There’s a lot of this stuff floating around the Interwebs these days, and quite a bit of it is didactic, feel-good drivel.
None of it helps resolve the real problems. Like how to quell a toddler tantrum, the stoic refusal of meals, dog/baby coexistence, or how to properly respond when your kid swings into a wall.
And what I’m endeavoring to accomplish with this post is not to help you navigate those moments (you’re on your own there, big guy), but to instead share a few things I’ve learned that have helped make things better. High-altitude, gestalt Dad tricks.
So here we go:
If there’s one thing you take away from this, it should be to remember to stretch. Every. Single. Day.
Now conventional list-making strategy suggests that you put the most important thing at the end. But I don’t want you to miss this if, for whatever reason, you have to stop reading.
Seriously. It’s that important.
Stretch. Every day.

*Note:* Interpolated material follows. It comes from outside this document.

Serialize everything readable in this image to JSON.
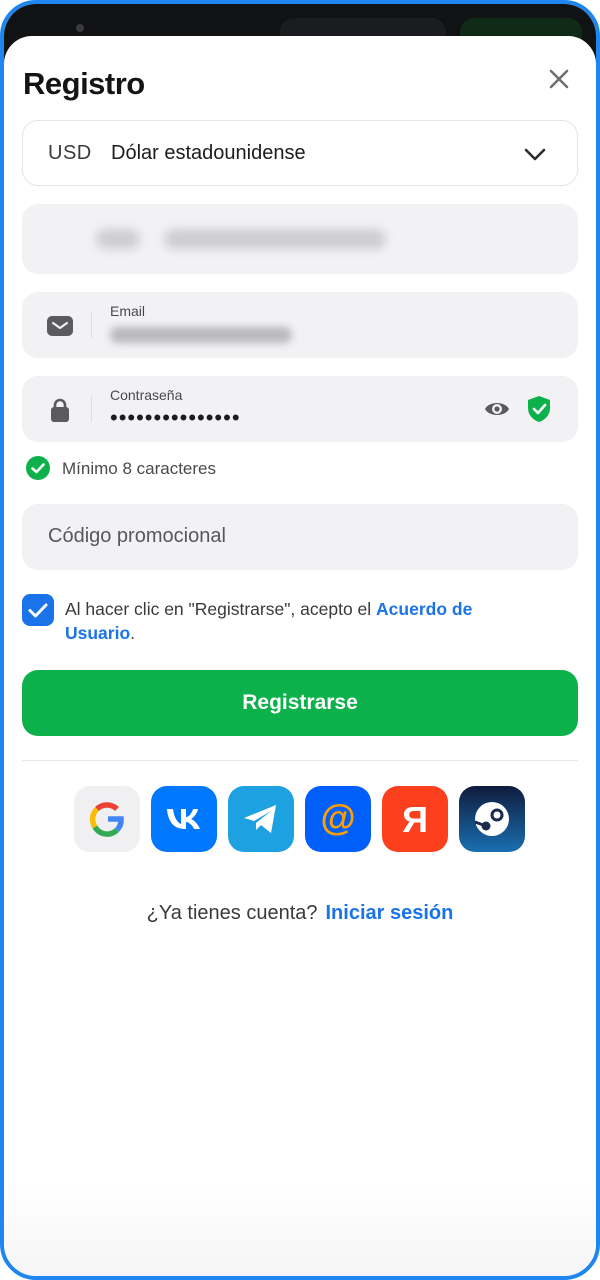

Not playing.
You’re going to be bending over to lift your kid out of a crib, off the floor, out of a car seat, etc, and there’s no way to perform that whole “always lift from the legs” safety maneuver.
No, it’s a 90° bend at the waist kind of poor form; one that coquettishly whispers, “you don’t have to do this, you know…” to your back muscles every time.
And now, once you’ve got the kid airborne, you now have to carry them around while trying to accomplish all the other things that you need to do.
Like picking out a Christmas tree, for example.
This inevitably requires a lot of twisting, balancing, and weight correction while your toddler squirms in your arms like a 20 lb. epileptic honey badger. All things that dare your spinal muscles to depart on a non-stop flight to ‘Effthis-istan.
And this says nothing about the time spent sitting, lying, and/or crawling around on the floor, all of which can wreak havoc on unprepared muscles.
“C’mon Daddy! No time to rest! We need to crawl in circles for an hour.”
So yeah, stretch. I take an extra couple minutes after I’m done showering to do arm reaches (both up and down) and then a few gentle twists at the waist. Takes no time at all.
Look, I know. We’re all busy people. Most of the time it feels like we’re Kenyan sprinting through the survival savannah. But you need to take a few minutes to be there when your child goes to bed, or when they get up in the morning. One or the other. (Obviously both is better, but not many of us are that lucky.) Just pick one, and make it a point to rarely, if ever, miss it.
Because the memories of laying your languid, sleeping child down into their bed for the night, or seeing them smile blissfully up at you from the crib in the morning, or catching a few quick snuggles before you both start your days…
These are incredible moments that happen every day, and they’ll carry you through any rough patches that lie ahead.
Also, for dads of kids that are still being breastfed, this a great time to feel less like a walking pressure escape valve, and more like you’re actually a part of your newborn’s daily routine.
It doesn’t make you a bad father to need some time to yourself. Even Superman had a Fortress of Solitude where he could take a quick break from attending to humanity’s piteous cries for help.
“Oh, this one? This is my Xbox crystal.”
The key to this is to MAKE SURE you tell your partner what it is that you’re doing. Something as simple as, “I really just need a few minutes here…” works to let your spouse know that you’ve hit the proverbial wall. Or, if you’re like me, you can fully embrace hyperbole and say things like “If I sit through one more minute of “Squeak,” I’m going to commit a d-Con hate crime.”
Both have the same effect.
Obviously there’s lots more dadvice I could dispense. But most of it is pretty specific and, let’s be honest here, I’ve only been doing this for 15 months. I’m still a rank novice.
But these are a few things that have worked pretty well for me, and so I thought I’d pass them along.